The cycle then begins to turn against the traditional, smaller independents. As the corporate chains move in, the independents close. Little shops who were part of the fabric of the communities can no long make it – they can’t compete with the discounted books and the newness of the experience. There is also the matter of the way the major publishers’ aided these Big Box stores by paying them placement fees to ensure that their books are placed up front and in the shopper’s way. This also allowed them to afford to discount the books involved.
So here we are with the small independents threatened. They can’t do anything about the local/national/global economy. Many are trying to compete for the sales of e-books. But in all fairness, so are the corporate booksellers. And, to be sure, publishers are threatened, too, and that’s new. Will this continuously turning cycle continue to turn? We’re too close to it to know but I think it will – and I am not known for my optimism.
I cannot believe that there will not continue to be a place for small independent booksellers in the future. Why? Not everyone wants to read on an electronic gizmo. Not every author’s works will be available as e-books and not all of their earlier books will be re-worked as e-books. Remember, it was not so long ago that books were not written on computers and the books do not exist as electronic files so that they can be easily converted. Who is going to pay to convert them? You’ll be able to find e-books for Patterson and Grisham and Steel and King. But what about Muller and Pearson, Hall and Wilhelm?

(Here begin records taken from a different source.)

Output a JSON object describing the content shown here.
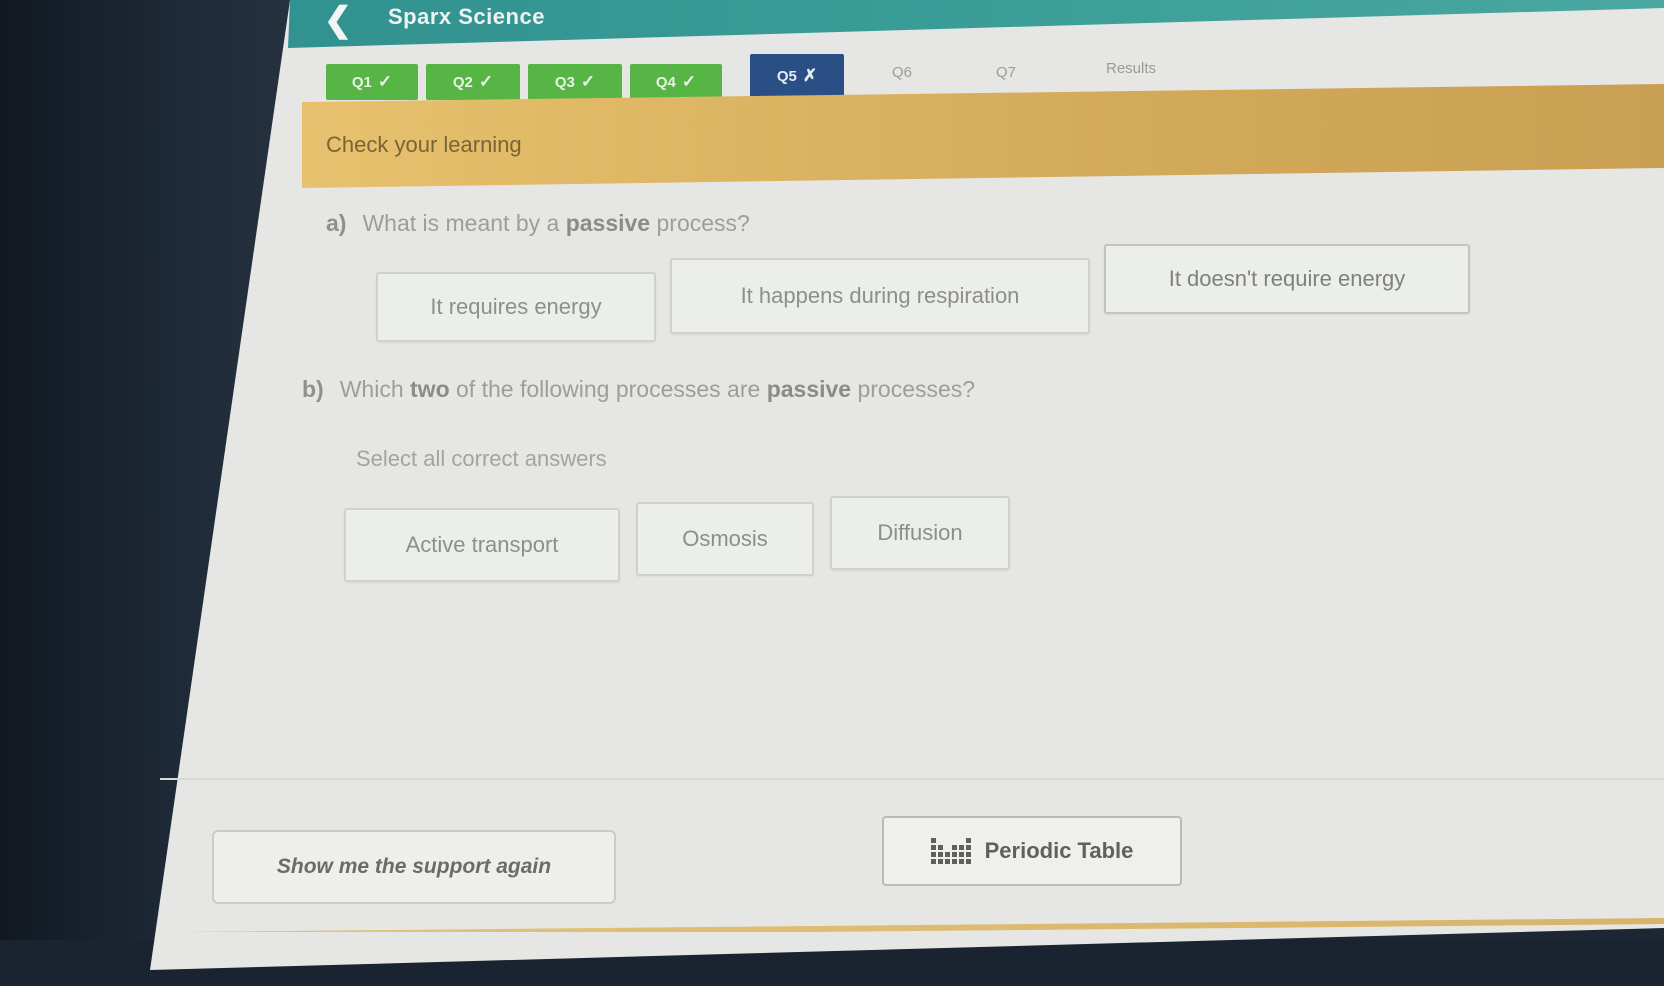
{
  "header": {
    "back_icon": "chevron-left-icon",
    "title": "Sparx Science"
  },
  "tabs": [
    {
      "label": "Q1",
      "status": "correct"
    },
    {
      "label": "Q2",
      "status": "correct"
    },
    {
      "label": "Q3",
      "status": "correct"
    },
    {
      "label": "Q4",
      "status": "correct"
    },
    {
      "label": "Q5",
      "status": "incorrect"
    },
    {
      "label": "Q6",
      "status": "pending"
    },
    {
      "label": "Q7",
      "status": "pending"
    },
    {
      "label": "Results",
      "status": "pending"
    }
  ],
  "marks": {
    "correct": "✓",
    "incorrect": "✗"
  },
  "banner": {
    "text": "Check your learning"
  },
  "question_a": {
    "label": "a)",
    "text_prefix": "What is meant by a ",
    "text_bold": "passive",
    "text_suffix": " process?",
    "answers": [
      "It requires energy",
      "It happens during respiration",
      "It doesn't require energy"
    ]
  },
  "question_b": {
    "label": "b)",
    "text_prefix": "Which ",
    "text_bold1": "two",
    "text_middle": " of the following processes are ",
    "text_bold2": "passive",
    "text_suffix": " processes?",
    "hint": "Select all correct answers",
    "answers": [
      "Active transport",
      "Osmosis",
      "Diffusion"
    ]
  },
  "footer": {
    "support_button": "Show me the support again",
    "periodic_button": "Periodic Table",
    "periodic_icon": "periodic-table-icon"
  },
  "colors": {
    "topbar": "#3a9c97",
    "correct_tab": "#57b545",
    "incorrect_tab": "#2a4f85",
    "banner": "#d3aa5a"
  }
}
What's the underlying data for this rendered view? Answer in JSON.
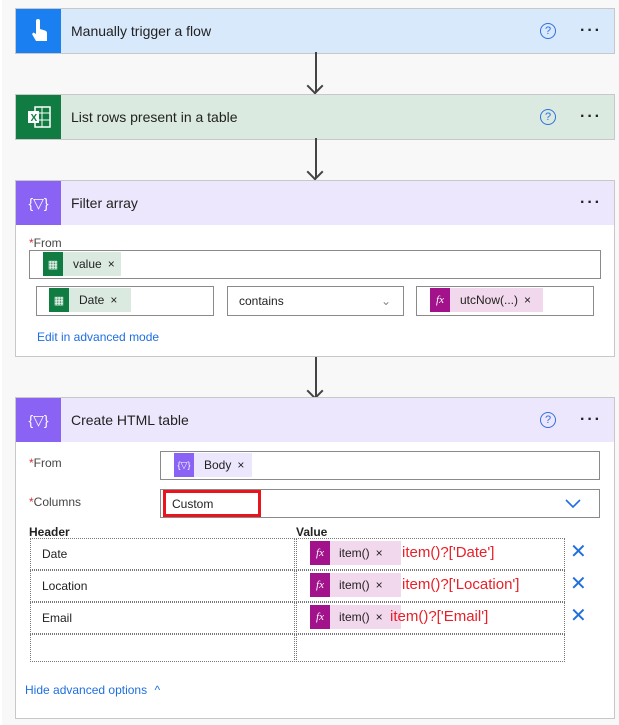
{
  "steps": [
    {
      "title": "Manually trigger a flow",
      "icon": "hand-pointer-icon",
      "color": "#1a7ff0",
      "bg": "#d9e9fc"
    },
    {
      "title": "List rows present in a table",
      "icon": "excel-icon",
      "color": "#107c41",
      "bg": "#dbeae0"
    },
    {
      "title": "Filter array",
      "icon": "filter-array-icon",
      "color": "#8a63f5",
      "bg": "#ede7fd"
    },
    {
      "title": "Create HTML table",
      "icon": "filter-array-icon",
      "color": "#8a63f5",
      "bg": "#ede7fd"
    }
  ],
  "filter": {
    "from_label": "From",
    "from_token": "value",
    "left_token": "Date",
    "operator": "contains",
    "right_token": "utcNow(...)",
    "advanced_link": "Edit in advanced mode"
  },
  "html_table": {
    "from_label": "From",
    "from_token": "Body",
    "columns_label": "Columns",
    "columns_value": "Custom",
    "header_col": "Header",
    "value_col": "Value",
    "rows": [
      {
        "header": "Date",
        "token": "item()",
        "annotation": "item()?['Date']"
      },
      {
        "header": "Location",
        "token": "item()",
        "annotation": "item()?['Location']"
      },
      {
        "header": "Email",
        "token": "item()",
        "annotation": "item()?['Email']"
      }
    ],
    "hide_link": "Hide advanced options"
  },
  "symbols": {
    "help": "?",
    "more": "···",
    "remove": "×",
    "required": "*",
    "fx": "fx",
    "delete": "✕",
    "chevron_down": "⌄",
    "chevron_up": "^"
  }
}
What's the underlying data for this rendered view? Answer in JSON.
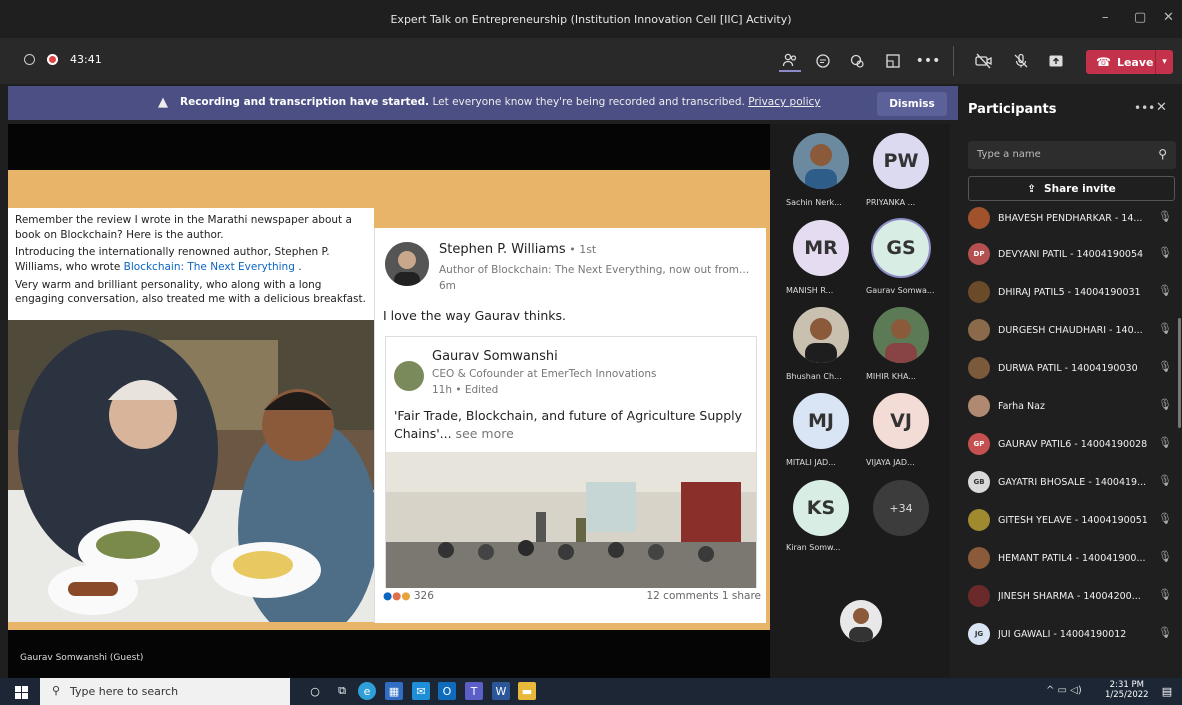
{
  "window": {
    "title": "Expert Talk on Entrepreneurship (Institution Innovation Cell [IIC] Activity)",
    "min": "–",
    "max": "▢",
    "close": "✕"
  },
  "toolbar": {
    "timer": "43:41",
    "leave_label": "Leave",
    "more": "•••"
  },
  "banner": {
    "bold": "Recording and transcription have started.",
    "text": " Let everyone know they're being recorded and transcribed. ",
    "link": "Privacy policy",
    "dismiss": "Dismiss"
  },
  "post": {
    "line1": "Remember the review I wrote in the Marathi newspaper about a book on Blockchain? Here is the author.",
    "line2a": "Introducing the internationally renowned author, Stephen P. Williams, who wrote ",
    "line2link": "Blockchain: The Next Everything",
    "line2b": " .",
    "line3": "Very warm and brilliant personality, who along with a long engaging conversation, also treated me with a delicious breakfast."
  },
  "card": {
    "name": "Stephen P. Williams",
    "degree": " • 1st",
    "subtitle": "Author of Blockchain: The Next Everything, now out from...",
    "time": "6m",
    "quote": "I love the way Gaurav thinks.",
    "inner_name": "Gaurav Somwanshi",
    "inner_sub": "CEO & Cofounder at EmerTech Innovations",
    "inner_time": "11h • Edited",
    "inner_quote": "'Fair Trade, Blockchain, and future of Agriculture Supply Chains'...",
    "see_more": " see more",
    "reactions": "326",
    "comments": "12 comments 1 share"
  },
  "stage_label": "Gaurav Somwanshi (Guest)",
  "gallery": [
    {
      "initials": "",
      "name": "Sachin Nerk..."
    },
    {
      "initials": "PW",
      "name": "PRIYANKA ..."
    },
    {
      "initials": "MR",
      "name": "MANISH R..."
    },
    {
      "initials": "GS",
      "name": "Gaurav Somwa..."
    },
    {
      "initials": "",
      "name": "Bhushan Ch..."
    },
    {
      "initials": "",
      "name": "MIHIR KHA..."
    },
    {
      "initials": "MJ",
      "name": "MITALI JAD..."
    },
    {
      "initials": "VJ",
      "name": "VIJAYA JAD..."
    },
    {
      "initials": "KS",
      "name": "Kiran Somw..."
    },
    {
      "initials": "+34",
      "name": ""
    }
  ],
  "panel": {
    "title": "Participants",
    "search_placeholder": "Type a name",
    "share_invite": "Share invite",
    "people": [
      {
        "initials": "",
        "name": "BHAVESH PENDHARKAR - 14..."
      },
      {
        "initials": "DP",
        "name": "DEVYANI PATIL - 14004190054"
      },
      {
        "initials": "",
        "name": "DHIRAJ PATIL5 - 14004190031"
      },
      {
        "initials": "",
        "name": "DURGESH CHAUDHARI - 140..."
      },
      {
        "initials": "",
        "name": "DURWA PATIL - 14004190030"
      },
      {
        "initials": "",
        "name": "Farha Naz"
      },
      {
        "initials": "GP",
        "name": "GAURAV PATIL6 - 14004190028"
      },
      {
        "initials": "GB",
        "name": "GAYATRI BHOSALE - 1400419..."
      },
      {
        "initials": "",
        "name": "GITESH YELAVE - 14004190051"
      },
      {
        "initials": "",
        "name": "HEMANT PATIL4 - 140041900..."
      },
      {
        "initials": "",
        "name": "JINESH SHARMA - 14004200..."
      },
      {
        "initials": "JG",
        "name": "JUI GAWALI - 14004190012"
      }
    ]
  },
  "taskbar": {
    "search_placeholder": "Type here to search",
    "time": "2:31 PM",
    "date": "1/25/2022"
  },
  "colors": {
    "accent": "#6264a7",
    "leave": "#c4314b",
    "banner": "#4b4f84"
  }
}
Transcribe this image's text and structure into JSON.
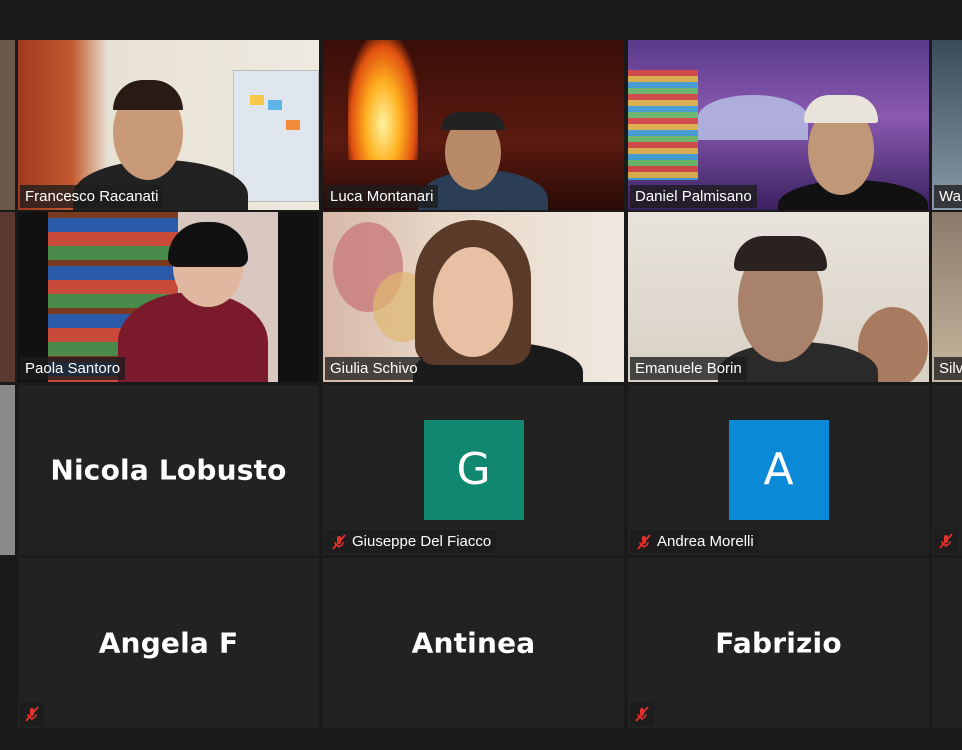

Years ago, when audio books began to appear on cassettes (remember those?), ‘they’ began talking about the death of the printed book. Then the audio books were switched to CDs and ‘they’ said books were doomed. Now books are said to be doomed due to e- books. I don’t see that. No version of a book is as convenient as the printed book.
At some point, though many independent bookshops may be gone, readers will begin to chafe at the lack of selection from the corporate websites, they’ll miss the dialogue with a human over the books they’ve read and will want to talk to someone they know instead of taking recommendations from a faceless stranger. Someone will decide that the time is right for them to start a small press and someone will decide that the time is right for a new, small independent bookshop that can carry the printed book and the hell with the e-book. That’s the cycle of life: small independents, bigger chains, small independents, corporate monster warehouses, independents, e-books and on-line conglomerates – and independents will return.
Woolly Mammoths may’ve vanished, but the idea of them is still around.
They’re called elephants.